**Work instructions**
Tell how many lines below include the word "content". Only the number should appear.

**Given records**
'''

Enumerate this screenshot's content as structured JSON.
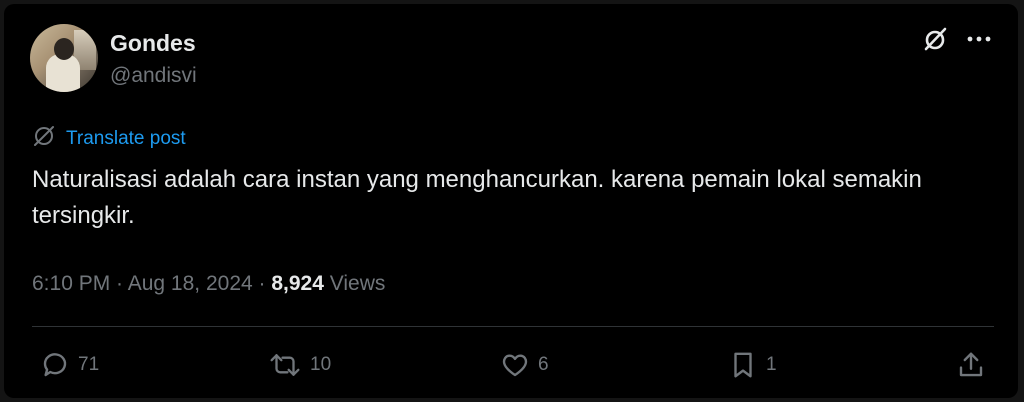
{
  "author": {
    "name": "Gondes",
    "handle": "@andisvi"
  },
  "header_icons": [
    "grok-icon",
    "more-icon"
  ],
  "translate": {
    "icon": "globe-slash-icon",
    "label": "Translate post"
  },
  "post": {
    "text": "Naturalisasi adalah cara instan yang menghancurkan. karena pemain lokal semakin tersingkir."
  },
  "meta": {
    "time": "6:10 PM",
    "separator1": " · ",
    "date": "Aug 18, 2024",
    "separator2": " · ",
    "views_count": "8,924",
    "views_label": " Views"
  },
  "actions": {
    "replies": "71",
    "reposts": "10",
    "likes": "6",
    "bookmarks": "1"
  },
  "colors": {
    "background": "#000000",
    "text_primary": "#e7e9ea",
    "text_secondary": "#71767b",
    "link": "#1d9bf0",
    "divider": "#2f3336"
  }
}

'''
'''

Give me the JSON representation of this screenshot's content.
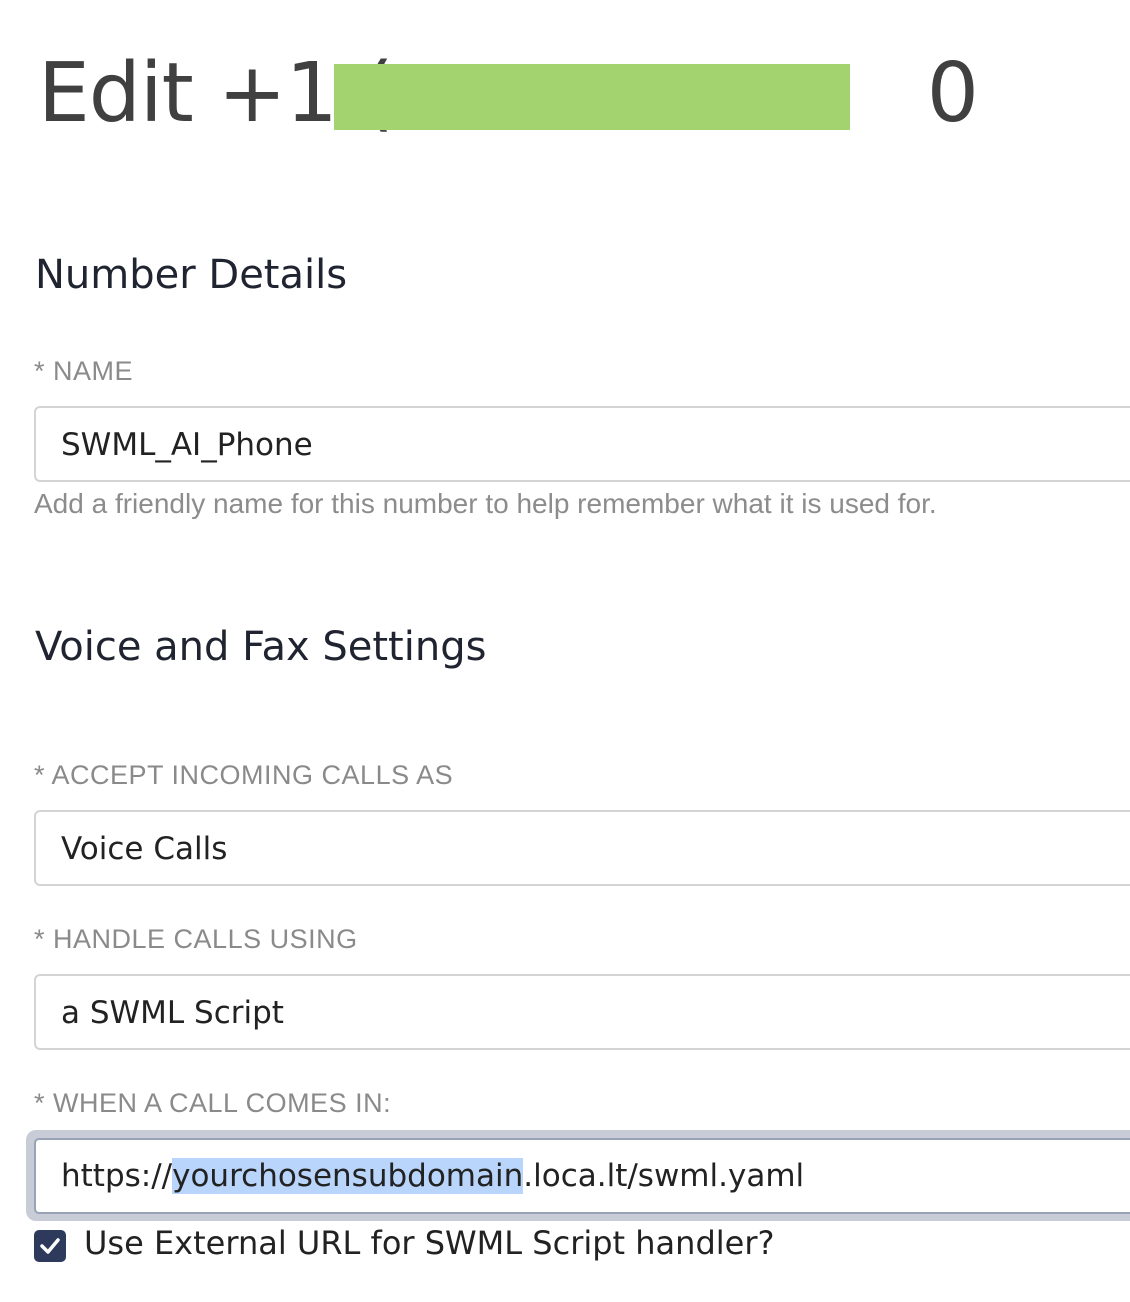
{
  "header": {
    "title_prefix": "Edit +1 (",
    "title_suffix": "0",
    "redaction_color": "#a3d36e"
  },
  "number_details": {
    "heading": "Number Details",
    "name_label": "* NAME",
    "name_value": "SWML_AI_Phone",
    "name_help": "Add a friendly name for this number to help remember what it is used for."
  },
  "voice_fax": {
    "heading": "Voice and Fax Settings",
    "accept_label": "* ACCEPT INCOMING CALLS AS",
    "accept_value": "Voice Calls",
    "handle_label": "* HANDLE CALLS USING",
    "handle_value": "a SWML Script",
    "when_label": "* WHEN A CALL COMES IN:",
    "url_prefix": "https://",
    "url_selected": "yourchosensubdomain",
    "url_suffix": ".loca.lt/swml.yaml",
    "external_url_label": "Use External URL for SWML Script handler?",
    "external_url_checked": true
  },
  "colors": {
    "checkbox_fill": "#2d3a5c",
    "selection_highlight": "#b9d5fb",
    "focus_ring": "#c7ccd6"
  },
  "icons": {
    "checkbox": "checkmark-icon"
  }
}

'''

**Solved exercise**
2